Perhaps the most liberating aspect of that journey was that I found a new freedom — a freedom to explore my spirituality.

For the first time in my young life, I had to break free from being completely dependent on church sermons and ministers. And it wasn’t an easy process. In fact, it took years before I felt spiritually healthy and it’s still a work in progress. Continue reading

‘I Have A Male Soul.’ – says Singer Charice

Charice-PempengcoFormer Glee star and pop singer, Charice has revealed she’s slowly becoming a man – but she won’t be changing her body.

The Filipino star taped a new interview with Oprah Winfrey, who discovered the singer/actress almost a decade ago, and she told the TV titan she’s changing her look to embrace her “male soul”.

Charice, who announced she was gay last year (Jun13), insists she’ll never follow Cher’s son Chaz Bono, who underwent gender reassignment to become a man – but she wants to look like one. She explains, “I’m not exactly transitioning to a male, but basically my soul is, like, male. But I’m not going to go through that stage where I’m going to change everything – not change my body.

“I’ll cut my hair and wear boy clothes and everything, but that’s all.”

Charice also recalled the moment when she realised she was gay, adding, “‘I knew when I was five. I was in grade school and I saw this girl and I felt different. I didn’t know what it was but I just knew that time, like, it felt special. And when I was 10, I was like, ‘Oh, that’s it, I’m gay’. I found the word.”
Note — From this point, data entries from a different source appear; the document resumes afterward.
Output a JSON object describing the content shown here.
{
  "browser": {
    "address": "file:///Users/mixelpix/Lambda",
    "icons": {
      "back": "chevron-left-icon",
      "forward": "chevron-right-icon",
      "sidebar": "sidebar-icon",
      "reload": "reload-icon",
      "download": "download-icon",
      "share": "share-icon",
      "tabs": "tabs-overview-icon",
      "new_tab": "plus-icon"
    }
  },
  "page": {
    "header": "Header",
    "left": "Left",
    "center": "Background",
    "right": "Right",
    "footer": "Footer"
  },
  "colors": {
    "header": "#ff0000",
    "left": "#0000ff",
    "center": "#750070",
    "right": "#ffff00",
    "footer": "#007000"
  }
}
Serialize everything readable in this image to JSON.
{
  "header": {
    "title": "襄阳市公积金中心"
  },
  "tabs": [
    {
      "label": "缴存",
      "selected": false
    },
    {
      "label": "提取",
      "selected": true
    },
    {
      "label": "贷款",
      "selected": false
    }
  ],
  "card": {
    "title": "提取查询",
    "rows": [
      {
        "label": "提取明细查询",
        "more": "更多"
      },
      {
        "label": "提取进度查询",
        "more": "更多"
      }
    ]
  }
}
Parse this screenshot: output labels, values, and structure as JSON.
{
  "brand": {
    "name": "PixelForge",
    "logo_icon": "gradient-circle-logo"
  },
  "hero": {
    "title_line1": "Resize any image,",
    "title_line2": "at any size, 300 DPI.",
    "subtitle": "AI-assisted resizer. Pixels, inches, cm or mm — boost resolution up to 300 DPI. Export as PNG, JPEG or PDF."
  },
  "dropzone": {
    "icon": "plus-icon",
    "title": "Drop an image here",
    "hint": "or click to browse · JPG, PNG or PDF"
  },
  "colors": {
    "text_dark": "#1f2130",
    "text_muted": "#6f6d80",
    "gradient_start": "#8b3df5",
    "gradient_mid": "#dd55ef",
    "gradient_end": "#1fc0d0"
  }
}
The interview airs in America today (19Oct14).

LIVING WITH HATE

singles 25You can be the ripest, juiciest peach in the world, and there’s still going to be somebody who hates peaches. – Dita Von Teese

Mother Theresa (1910 – 1997) was a Catholic nun of Albanian origin, who lived in India for most of her life. She founded the missionaries of charity, a Roman Catholic religious organization which as at 2012 had become active in over 130 countries worldwide. She and her nuns dedicated their lives to caring for the sick and bringing comfort to the dying.  She was proclaimed a living saint not only by Catholics, but also by Protestants, Jews, Muslims, Hindus and Buddhists, and was popularly known by all as ‘the saint of the gutter.’ Mother Teresa was the recipient of numerous honours including the 1979 Nobel Peace Prize. In 2003, she was beatified as “Blessed Teresa of Calcutta”.

To me, if there was ever a ripe, juicy peach, a kind-hearted woman who lived a phenomenal life, devoted to the poor and downtrodden, to peace and the end of violence such as Mother Teresa was it. Continue reading